    Cybulski J1, Kułakowski P, Makowska E, Czepiel A, Sikora-Frac M, Ceremuzyński L. Intravenous amiodarone is safe and seems to be effective in termination of paroxysmal supraventricular tachyarrhythmias. Clin Cardiol. 1996 Jul;19(7):563-6. PMID: 8818437.


    Part 14: Pediatric Advanced Life Support

    Pharmacologic cardioversion with adenosine is very effective with minimal and transient side effects.300–304 If IV/IO access is readily available, adenosine is the drug of choice. Side effects are usually transient.300–304 Administer IV/IO adenosine 0.1 mg/kg using 2 syringes connected to a T-connector or stopcock; give adenosine rapidly with 1 syringe and immediately flush with 5 mL of normal saline with the other. An IV/IO dose of Verapamil, 0.1 to 0.3 mg/kg is also effective in terminating SVT in older children,305,306 but it should not be used in infants without expert consultation (Class III, LOE C) because it may cause potential myocardial depression, hypotension, and cardiac arrest.306,307



    An Pediatr (Barc). 2007 Aug;67(2):133-8. PMID: 17692258.

    301. openaccess 

    Dixon J1, Foster K, Wyllie J, Wren C. Guidelines and adenosine dosing in supraventricular tachycardia. Arch Dis Child. 2005 Nov;90(11):1190-1. PMID: 16243875.

    302. openaccess Moghaddam M, Mohammad Dalili S, Emkanjoo Z. Efficacy of Adenosine for Acute Treatment of Supraventricular Tachycardia in Infants and Children. J Teh Univ Heart Ctr. 2008;3:157–162. Link: http://jthc.tums.ac.ir/index.php/jthc/article/view/96


    Riccardi A1, Arboscello E, Ghinatti M, Minuto P, Lerza R. Adenosine in the treatment of supraventricular tachycardia: 5 years of experience (2002-2006). Am J Emerg Med. 2008 Oct;26(8):879-82. PMID: 18926344.


    Ertan C1, Atar I, Gulmez O, Atar A, Ozgul A, Aydinalp A, Müderrisoğlu H, Ozin B. Adenosine-induced ventricular arrhythmias in patients with supraventricular tachycardias.

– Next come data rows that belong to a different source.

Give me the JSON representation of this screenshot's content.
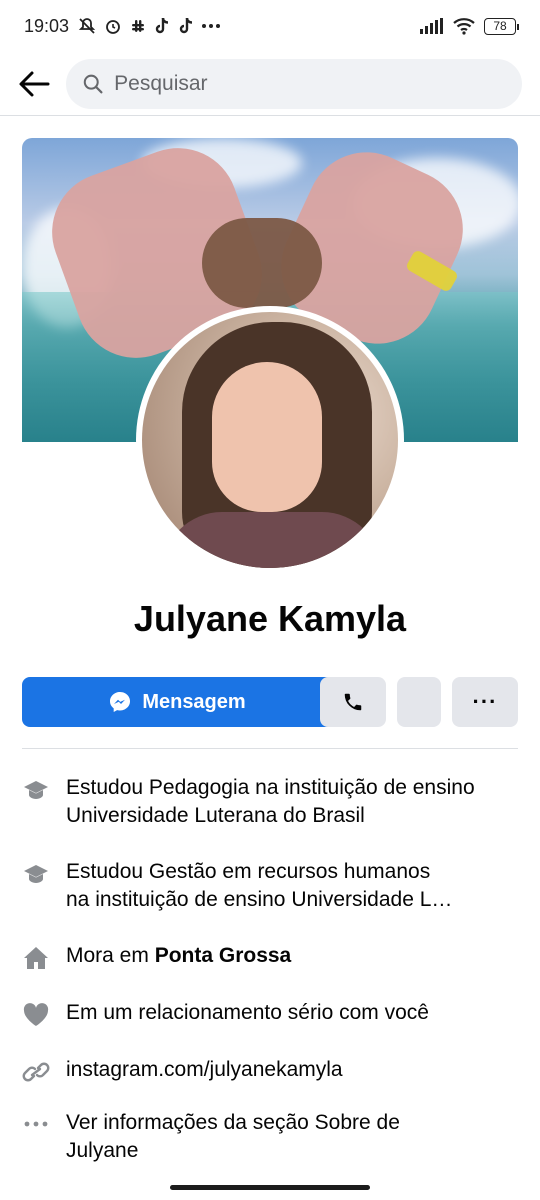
{
  "status_bar": {
    "time": "19:03",
    "notification_icons": [
      "mute-icon",
      "alarm-icon",
      "slack-icon",
      "tiktok-icon",
      "tiktok-icon",
      "more-dots-icon"
    ],
    "battery": "78"
  },
  "header": {
    "search_placeholder": "Pesquisar"
  },
  "profile": {
    "name": "Julyane Kamyla"
  },
  "actions": {
    "message_label": "Mensagem",
    "more_label": "···"
  },
  "details": {
    "education_1": "Estudou Pedagogia na instituição de ensino Universidade Luterana do Brasil",
    "education_2_line1": "Estudou Gestão em recursos humanos",
    "education_2_line2": "na instituição de ensino Universidade L…",
    "lives_prefix": "Mora em ",
    "lives_city": "Ponta Grossa",
    "relationship": "Em um relacionamento sério com você",
    "website": "instagram.com/julyanekamyla",
    "about_line1": "Ver informações da seção Sobre de",
    "about_line2": "Julyane"
  },
  "colors": {
    "accent": "#1b74e4",
    "button_gray": "#e4e6eb",
    "search_bg": "#f0f2f5",
    "icon_gray": "#65676b"
  }
}
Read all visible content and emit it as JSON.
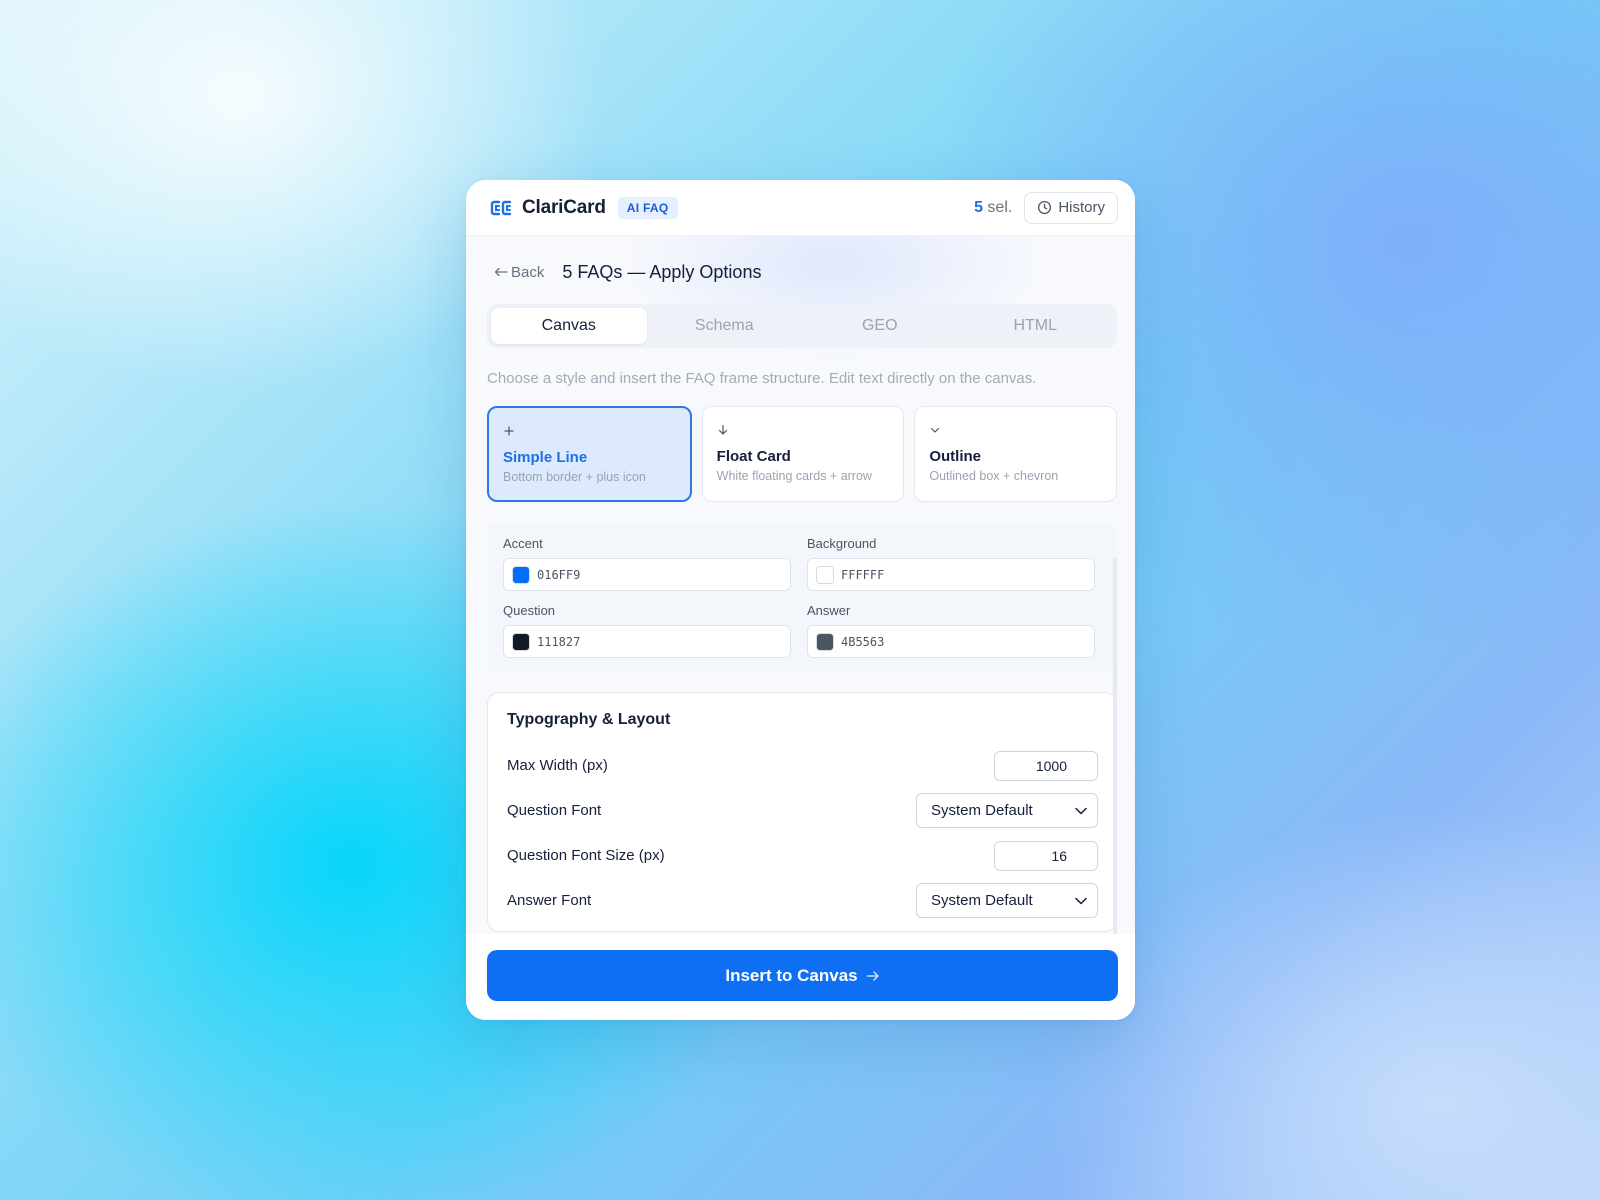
{
  "header": {
    "brand": "ClariCard",
    "badge": "AI FAQ",
    "selection_count": "5",
    "selection_suffix": "sel.",
    "history_label": "History"
  },
  "nav": {
    "back_label": "Back",
    "title": "5 FAQs — Apply Options"
  },
  "tabs": [
    {
      "label": "Canvas",
      "active": true
    },
    {
      "label": "Schema",
      "active": false
    },
    {
      "label": "GEO",
      "active": false
    },
    {
      "label": "HTML",
      "active": false
    }
  ],
  "hint": "Choose a style and insert the FAQ frame structure. Edit text directly on the canvas.",
  "styles": [
    {
      "icon": "plus-icon",
      "title": "Simple Line",
      "desc": "Bottom border + plus icon",
      "selected": true
    },
    {
      "icon": "arrow-down-icon",
      "title": "Float Card",
      "desc": "White floating cards + arrow",
      "selected": false
    },
    {
      "icon": "chevron-down-icon",
      "title": "Outline",
      "desc": "Outlined box + chevron",
      "selected": false
    }
  ],
  "colors": {
    "accent": {
      "label": "Accent",
      "value": "016FF9",
      "hex": "#016FF9"
    },
    "background": {
      "label": "Background",
      "value": "FFFFFF",
      "hex": "#FFFFFF"
    },
    "question": {
      "label": "Question",
      "value": "111827",
      "hex": "#111827"
    },
    "answer": {
      "label": "Answer",
      "value": "4B5563",
      "hex": "#4B5563"
    }
  },
  "typography": {
    "title": "Typography & Layout",
    "max_width_label": "Max Width (px)",
    "max_width_value": "1000",
    "question_font_label": "Question Font",
    "question_font_value": "System Default",
    "question_size_label": "Question Font Size (px)",
    "question_size_value": "16",
    "answer_font_label": "Answer Font",
    "answer_font_value": "System Default"
  },
  "footer": {
    "insert_label": "Insert to Canvas"
  }
}
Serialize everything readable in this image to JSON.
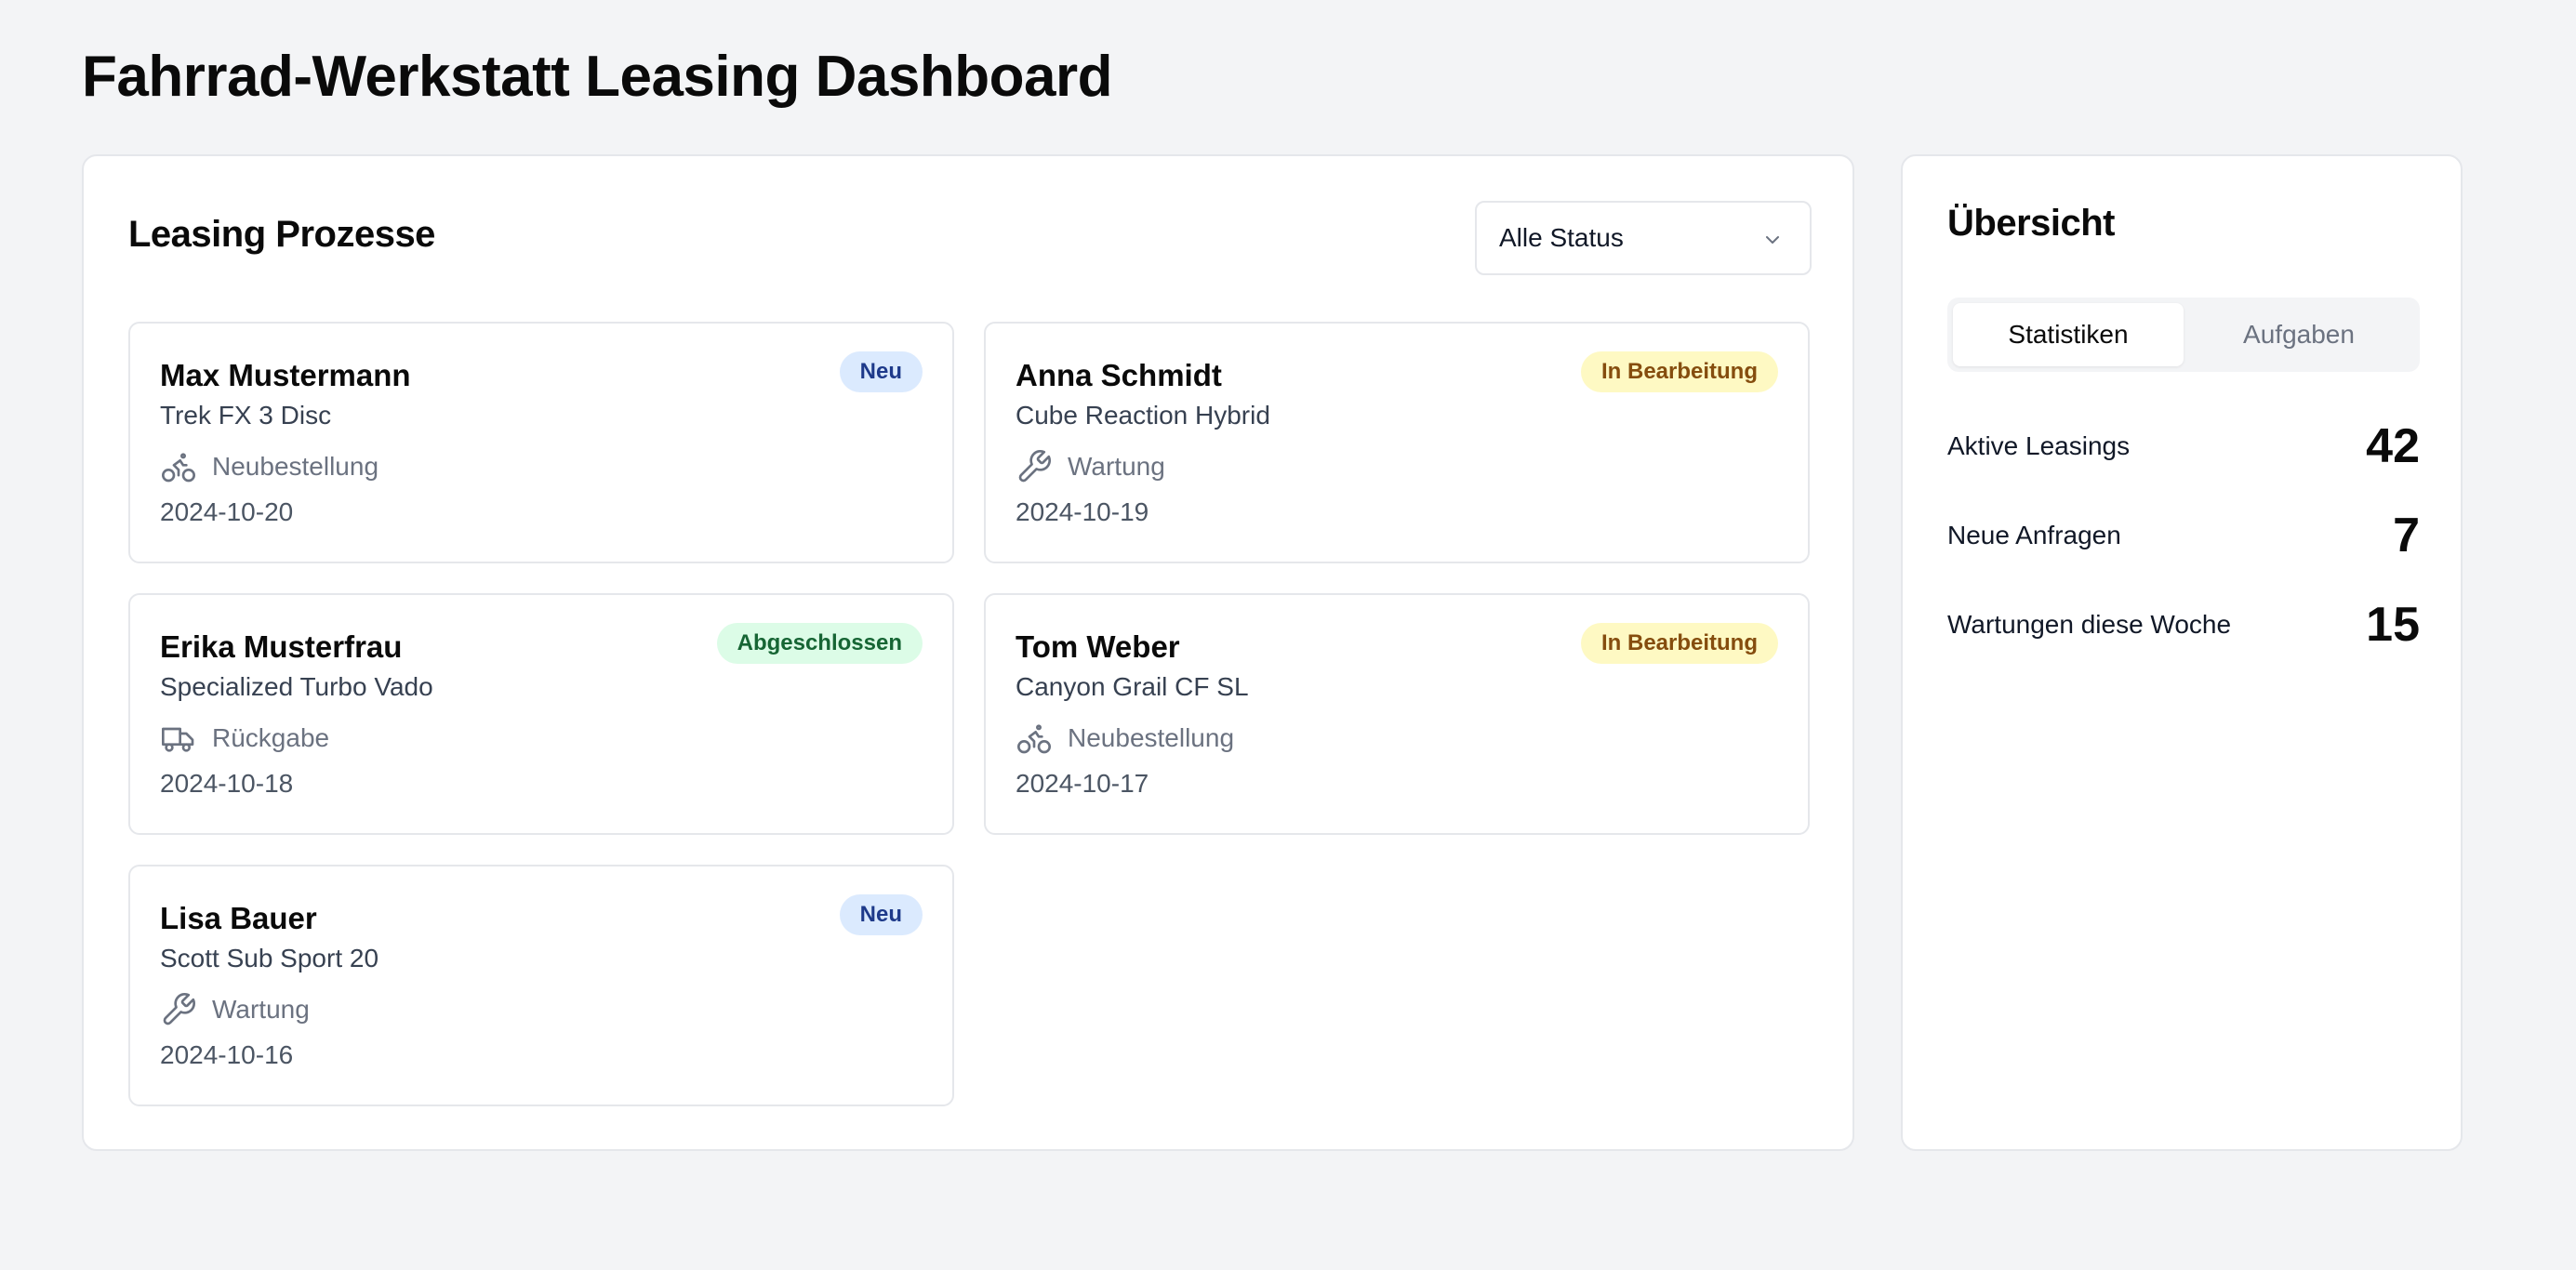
{
  "page": {
    "title": "Fahrrad-Werkstatt Leasing Dashboard"
  },
  "leasing": {
    "heading": "Leasing Prozesse",
    "filter": {
      "selected": "Alle Status"
    },
    "cards": [
      {
        "name": "Max Mustermann",
        "model": "Trek FX 3 Disc",
        "type": "Neubestellung",
        "type_icon": "bike-icon",
        "date": "2024-10-20",
        "status": "Neu"
      },
      {
        "name": "Anna Schmidt",
        "model": "Cube Reaction Hybrid",
        "type": "Wartung",
        "type_icon": "wrench-icon",
        "date": "2024-10-19",
        "status": "In Bearbeitung"
      },
      {
        "name": "Erika Musterfrau",
        "model": "Specialized Turbo Vado",
        "type": "Rückgabe",
        "type_icon": "truck-icon",
        "date": "2024-10-18",
        "status": "Abgeschlossen"
      },
      {
        "name": "Tom Weber",
        "model": "Canyon Grail CF SL",
        "type": "Neubestellung",
        "type_icon": "bike-icon",
        "date": "2024-10-17",
        "status": "In Bearbeitung"
      },
      {
        "name": "Lisa Bauer",
        "model": "Scott Sub Sport 20",
        "type": "Wartung",
        "type_icon": "wrench-icon",
        "date": "2024-10-16",
        "status": "Neu"
      }
    ]
  },
  "overview": {
    "heading": "Übersicht",
    "tabs": [
      {
        "label": "Statistiken",
        "active": true
      },
      {
        "label": "Aufgaben",
        "active": false
      }
    ],
    "stats": [
      {
        "label": "Aktive Leasings",
        "value": "42"
      },
      {
        "label": "Neue Anfragen",
        "value": "7"
      },
      {
        "label": "Wartungen diese Woche",
        "value": "15"
      }
    ]
  },
  "colors": {
    "badge_new_bg": "#dbeafe",
    "badge_new_fg": "#1e3a8a",
    "badge_progress_bg": "#fef9c3",
    "badge_progress_fg": "#854d0e",
    "badge_done_bg": "#dcfce7",
    "badge_done_fg": "#166534"
  }
}
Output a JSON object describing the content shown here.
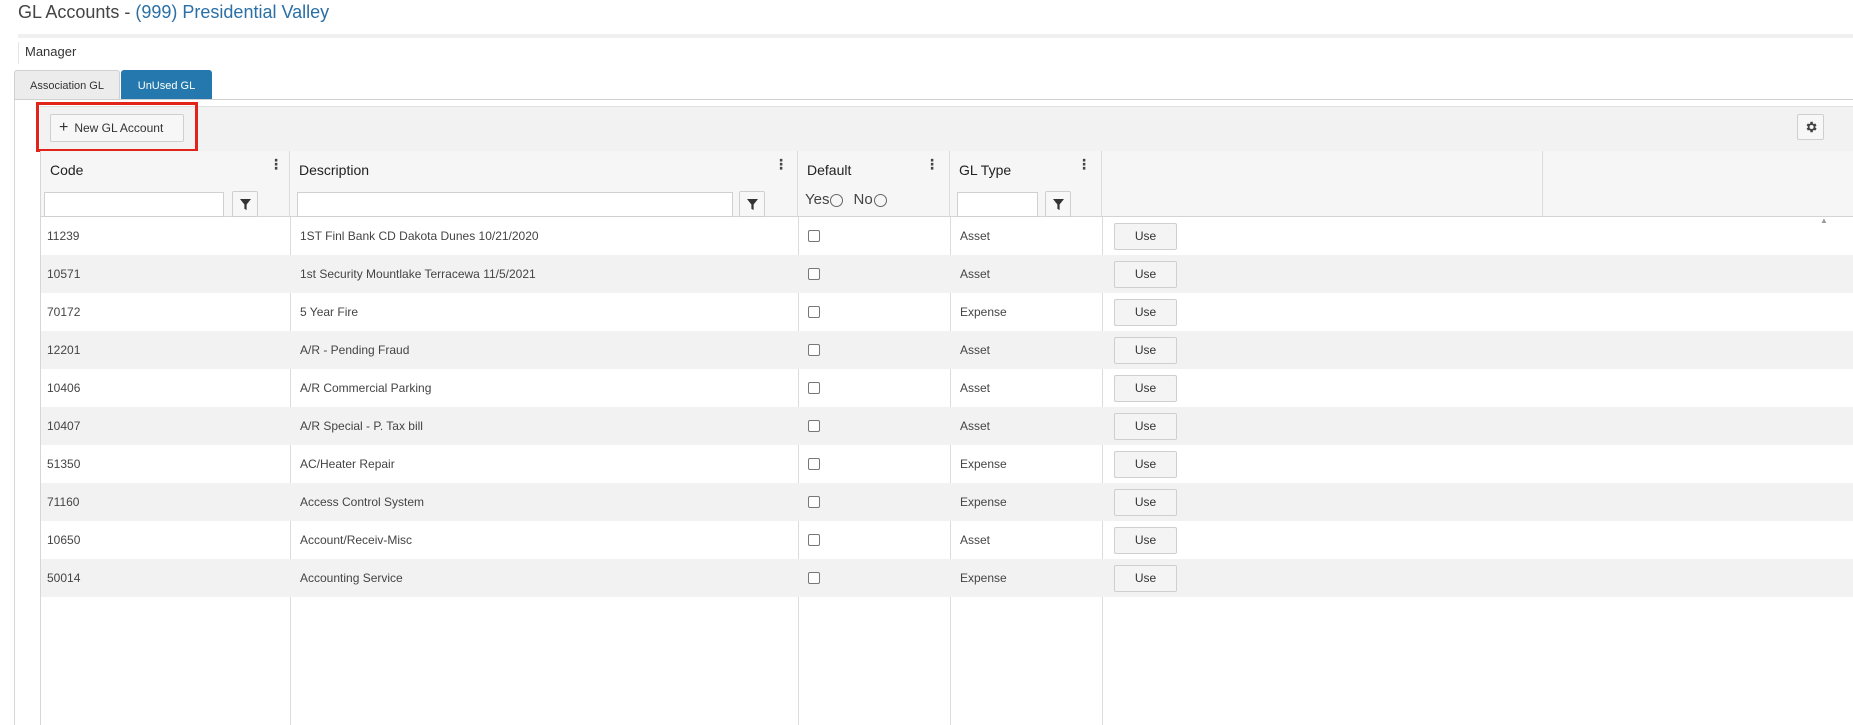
{
  "page": {
    "title_prefix": "GL Accounts - ",
    "association": "(999) Presidential Valley",
    "manager_label": "Manager"
  },
  "tabs": [
    {
      "label": "Association GL",
      "active": false
    },
    {
      "label": "UnUsed GL",
      "active": true
    }
  ],
  "toolbar": {
    "new_button_label": "New GL Account",
    "new_button_icon": "plus-icon",
    "settings_icon": "gear-icon"
  },
  "columns": {
    "code": "Code",
    "description": "Description",
    "default": "Default",
    "gl_type": "GL Type"
  },
  "filters": {
    "default_yes": "Yes",
    "default_no": "No",
    "filter_icon": "filter-icon"
  },
  "rows": [
    {
      "code": "11239",
      "description": "1ST Finl Bank CD Dakota Dunes 10/21/2020",
      "default": false,
      "gl_type": "Asset",
      "action": "Use"
    },
    {
      "code": "10571",
      "description": "1st Security Mountlake Terracewa 11/5/2021",
      "default": false,
      "gl_type": "Asset",
      "action": "Use"
    },
    {
      "code": "70172",
      "description": "5 Year Fire",
      "default": false,
      "gl_type": "Expense",
      "action": "Use"
    },
    {
      "code": "12201",
      "description": "A/R - Pending Fraud",
      "default": false,
      "gl_type": "Asset",
      "action": "Use"
    },
    {
      "code": "10406",
      "description": "A/R Commercial Parking",
      "default": false,
      "gl_type": "Asset",
      "action": "Use"
    },
    {
      "code": "10407",
      "description": "A/R Special - P. Tax bill",
      "default": false,
      "gl_type": "Asset",
      "action": "Use"
    },
    {
      "code": "51350",
      "description": "AC/Heater Repair",
      "default": false,
      "gl_type": "Expense",
      "action": "Use"
    },
    {
      "code": "71160",
      "description": "Access Control System",
      "default": false,
      "gl_type": "Expense",
      "action": "Use"
    },
    {
      "code": "10650",
      "description": "Account/Receiv-Misc",
      "default": false,
      "gl_type": "Asset",
      "action": "Use"
    },
    {
      "code": "50014",
      "description": "Accounting Service",
      "default": false,
      "gl_type": "Expense",
      "action": "Use"
    }
  ],
  "colors": {
    "accent": "#2478ad",
    "association_link": "#2a6fa6",
    "highlight_border": "#e2231a"
  }
}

Ann Noninvasive Electrocardiol. 2008 Oct;13(4):386-90. PMID: 18973496.


    Lim SH1, Anantharaman V, Teo WS, Chan YH. Slow infusion of calcium channel blockers compared with intravenous adenosine in the emergency treatment of supraventricular tachycardia. Resuscitation. 2009 May;80(5):523-8. PMID: 19261367.


    Holdgate A1, Foo A. Adenosine versus intravenous calcium channel antagonists for the treatment of supraventricular tachycardia in adults. Cochrane Database Syst Rev. 2006 Oct 18;(4):CD005154. PMID: 17054240.


    Ng GY1, Hampson Evans DC, Murdoch LJ. Cardiovascular collapse after amiodarone administration in neonatal supraventicular tachycardia. Eur J Emerg Med. 2003 Dec;10(4):323-5. PMID: 14676513.


    The following two tabs change content below.
    Alan Batt

    Alan Batt

    Paramedic, educator, researcher
    Alan is a critical care paramedic, paramedic educator and prehospital researcher, currently working around the world as an educator and researcher. He has previously worked and studied across Europe, North America and the Middle East. He holds a Graduate Certificate in Intensive Care Paramedic Studies, and an MSc in Critical Care. His main interests are in care of the elderly, end-of-life care, patient safety, professionalism (including role and identity), and paramedic education.

    Leave a Reply